Task objective: Pictures excluded, copy every record that follows exactly as it appears.

Input records:
- - - - - - -
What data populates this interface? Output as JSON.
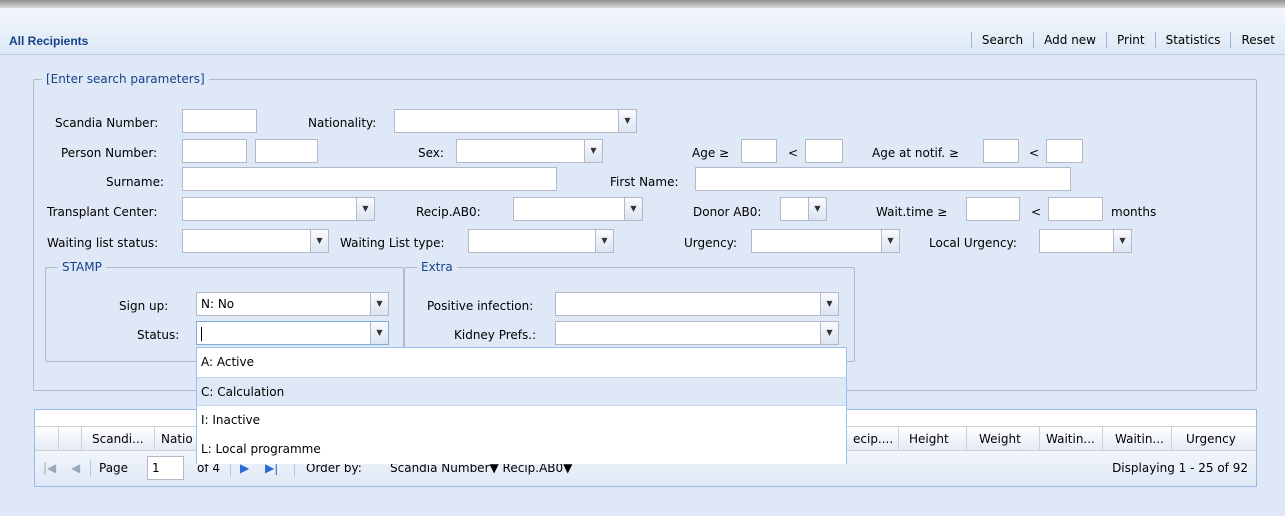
{
  "header": {
    "title": "All Recipients",
    "toolbar": [
      "Search",
      "Add new",
      "Print",
      "Statistics",
      "Reset"
    ]
  },
  "search": {
    "legend": "[Enter search parameters]",
    "labels": {
      "scandia_number": "Scandia Number:",
      "nationality": "Nationality:",
      "person_number": "Person Number:",
      "sex": "Sex:",
      "age": "Age ≥",
      "lt": "<",
      "age_notif": "Age at notif. ≥",
      "surname": "Surname:",
      "first_name": "First Name:",
      "transplant_center": "Transplant Center:",
      "recip_ab0": "Recip.AB0:",
      "donor_ab0": "Donor AB0:",
      "wait_time": "Wait.time ≥",
      "months": "months",
      "waiting_list_status": "Waiting list status:",
      "waiting_list_type": "Waiting List type:",
      "urgency": "Urgency:",
      "local_urgency": "Local Urgency:"
    }
  },
  "stamp": {
    "legend": "STAMP",
    "sign_up_label": "Sign up:",
    "sign_up_value": "N: No",
    "status_label": "Status:",
    "status_value": ""
  },
  "extra": {
    "legend": "Extra",
    "positive_infection_label": "Positive infection:",
    "kidney_prefs_label": "Kidney Prefs.:"
  },
  "status_dropdown": {
    "options": [
      "A: Active",
      "C: Calculation",
      "I: Inactive",
      "L: Local programme"
    ],
    "highlighted_index": 1
  },
  "grid": {
    "columns": [
      "Scandi...",
      "Natio",
      "ecip....",
      "Height",
      "Weight",
      "Waitin...",
      "Waitin...",
      "Urgency"
    ]
  },
  "paging": {
    "page_label": "Page",
    "page_value": "1",
    "of_label": "of 4",
    "order_by_label": "Order by:",
    "order_fields": "Scandia Number▼ Recip.AB0▼",
    "display_info": "Displaying 1 - 25 of 92"
  },
  "colors": {
    "title": "#15428b",
    "panel_bg": "#dfe8f6",
    "border": "#99bbe8"
  }
}
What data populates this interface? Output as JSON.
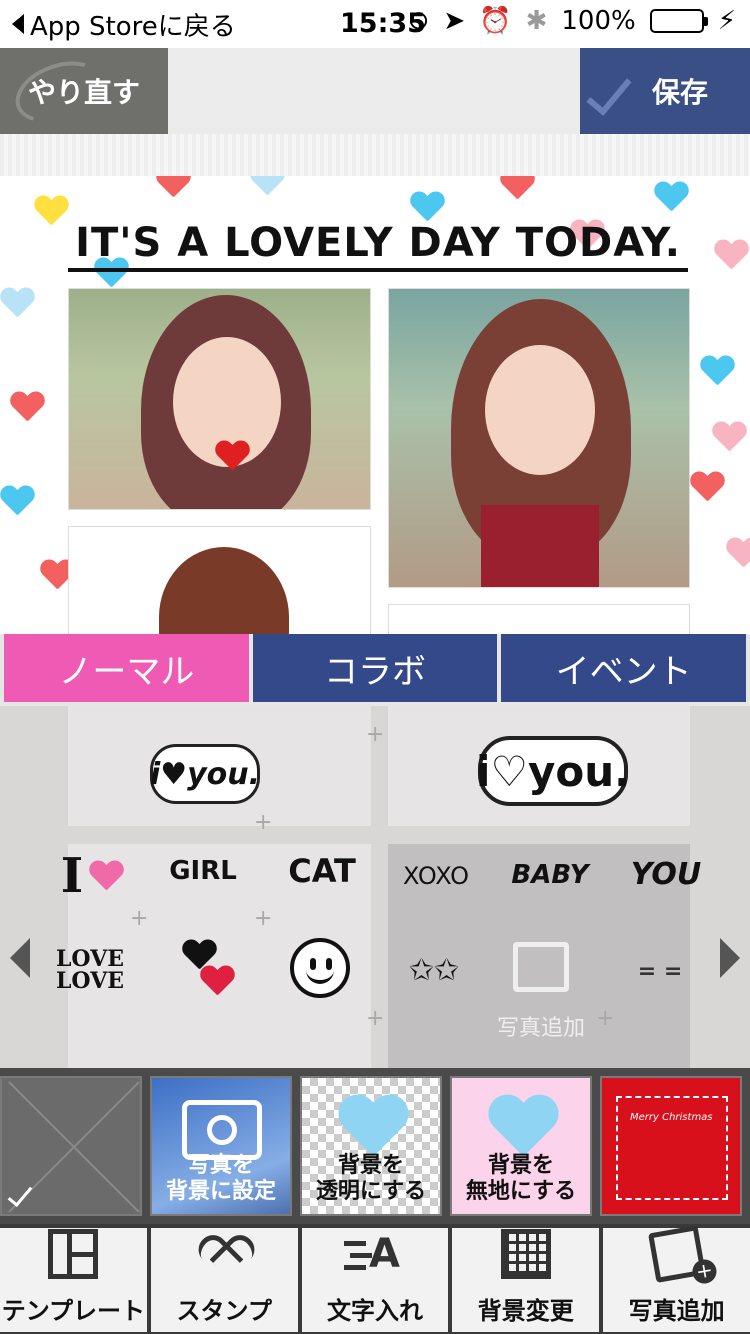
{
  "status_bar": {
    "back_label": "App Storeに戻る",
    "time": "15:35",
    "battery_percent": "100%",
    "battery_level": 1.0
  },
  "toolbar": {
    "redo_label": "やり直す",
    "save_label": "保存"
  },
  "template": {
    "title": "IT'S A LOVELY DAY TODAY."
  },
  "tabs": [
    {
      "label": "ノーマル",
      "active": true
    },
    {
      "label": "コラボ",
      "active": false
    },
    {
      "label": "イベント",
      "active": false
    }
  ],
  "stamps": {
    "iloveyou_small": "i♥you.",
    "iloveyou_big": "i♡you.",
    "i_girl": "GIRL",
    "i_cat": "CAT",
    "i_xoxo": "XOXO",
    "i_baby": "BABY",
    "i_you": "YOU",
    "love_love": "LOVE LOVE",
    "letter_i": "I",
    "add_photo_label": "写真追加"
  },
  "backgrounds": [
    {
      "id": "none",
      "label": ""
    },
    {
      "id": "photo",
      "label": "写真を\n背景に設定"
    },
    {
      "id": "transparent",
      "label": "背景を\n透明にする"
    },
    {
      "id": "plain",
      "label": "背景を\n無地にする"
    },
    {
      "id": "xmas",
      "label": "Merry Christmas"
    }
  ],
  "bottom_menu": [
    {
      "label": "テンプレート",
      "icon": "template-icon"
    },
    {
      "label": "スタンプ",
      "icon": "heart-icon"
    },
    {
      "label": "文字入れ",
      "icon": "text-icon"
    },
    {
      "label": "背景変更",
      "icon": "background-icon"
    },
    {
      "label": "写真追加",
      "icon": "add-photo-icon"
    }
  ],
  "colors": {
    "pink_tab": "#ee5ab4",
    "navy": "#34498a",
    "save_blue": "#3a4f86"
  }
}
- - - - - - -
Answer:
What data populates this interface? Output as JSON.
{
  "header": {
    "title": "All Recipients",
    "toolbar": [
      "Search",
      "Add new",
      "Print",
      "Statistics",
      "Reset"
    ]
  },
  "search": {
    "legend": "[Enter search parameters]",
    "labels": {
      "scandia_number": "Scandia Number:",
      "nationality": "Nationality:",
      "person_number": "Person Number:",
      "sex": "Sex:",
      "age": "Age ≥",
      "lt": "<",
      "age_notif": "Age at notif. ≥",
      "surname": "Surname:",
      "first_name": "First Name:",
      "transplant_center": "Transplant Center:",
      "recip_ab0": "Recip.AB0:",
      "donor_ab0": "Donor AB0:",
      "wait_time": "Wait.time ≥",
      "months": "months",
      "waiting_list_status": "Waiting list status:",
      "waiting_list_type": "Waiting List type:",
      "urgency": "Urgency:",
      "local_urgency": "Local Urgency:"
    }
  },
  "stamp": {
    "legend": "STAMP",
    "sign_up_label": "Sign up:",
    "sign_up_value": "N: No",
    "status_label": "Status:",
    "status_value": ""
  },
  "extra": {
    "legend": "Extra",
    "positive_infection_label": "Positive infection:",
    "kidney_prefs_label": "Kidney Prefs.:"
  },
  "status_dropdown": {
    "options": [
      "A: Active",
      "C: Calculation",
      "I: Inactive",
      "L: Local programme"
    ],
    "highlighted_index": 1
  },
  "grid": {
    "columns": [
      "Scandi...",
      "Natio",
      "ecip....",
      "Height",
      "Weight",
      "Waitin...",
      "Waitin...",
      "Urgency"
    ]
  },
  "paging": {
    "page_label": "Page",
    "page_value": "1",
    "of_label": "of 4",
    "order_by_label": "Order by:",
    "order_fields": "Scandia Number▼ Recip.AB0▼",
    "display_info": "Displaying 1 - 25 of 92"
  },
  "colors": {
    "title": "#15428b",
    "panel_bg": "#dfe8f6",
    "border": "#99bbe8"
  }
}
What data populates this interface? Output as JSON.
{
  "status_bar": {
    "back_label": "App Storeに戻る",
    "time": "15:35",
    "battery_percent": "100%",
    "battery_level": 1.0
  },
  "toolbar": {
    "redo_label": "やり直す",
    "save_label": "保存"
  },
  "template": {
    "title": "IT'S A LOVELY DAY TODAY."
  },
  "tabs": [
    {
      "label": "ノーマル",
      "active": true
    },
    {
      "label": "コラボ",
      "active": false
    },
    {
      "label": "イベント",
      "active": false
    }
  ],
  "stamps": {
    "iloveyou_small": "i♥you.",
    "iloveyou_big": "i♡you.",
    "i_girl": "GIRL",
    "i_cat": "CAT",
    "i_xoxo": "XOXO",
    "i_baby": "BABY",
    "i_you": "YOU",
    "love_love": "LOVE LOVE",
    "letter_i": "I",
    "add_photo_label": "写真追加"
  },
  "backgrounds": [
    {
      "id": "none",
      "label": ""
    },
    {
      "id": "photo",
      "label": "写真を\n背景に設定"
    },
    {
      "id": "transparent",
      "label": "背景を\n透明にする"
    },
    {
      "id": "plain",
      "label": "背景を\n無地にする"
    },
    {
      "id": "xmas",
      "label": "Merry Christmas"
    }
  ],
  "bottom_menu": [
    {
      "label": "テンプレート",
      "icon": "template-icon"
    },
    {
      "label": "スタンプ",
      "icon": "heart-icon"
    },
    {
      "label": "文字入れ",
      "icon": "text-icon"
    },
    {
      "label": "背景変更",
      "icon": "background-icon"
    },
    {
      "label": "写真追加",
      "icon": "add-photo-icon"
    }
  ],
  "colors": {
    "pink_tab": "#ee5ab4",
    "navy": "#34498a",
    "save_blue": "#3a4f86"
  }
}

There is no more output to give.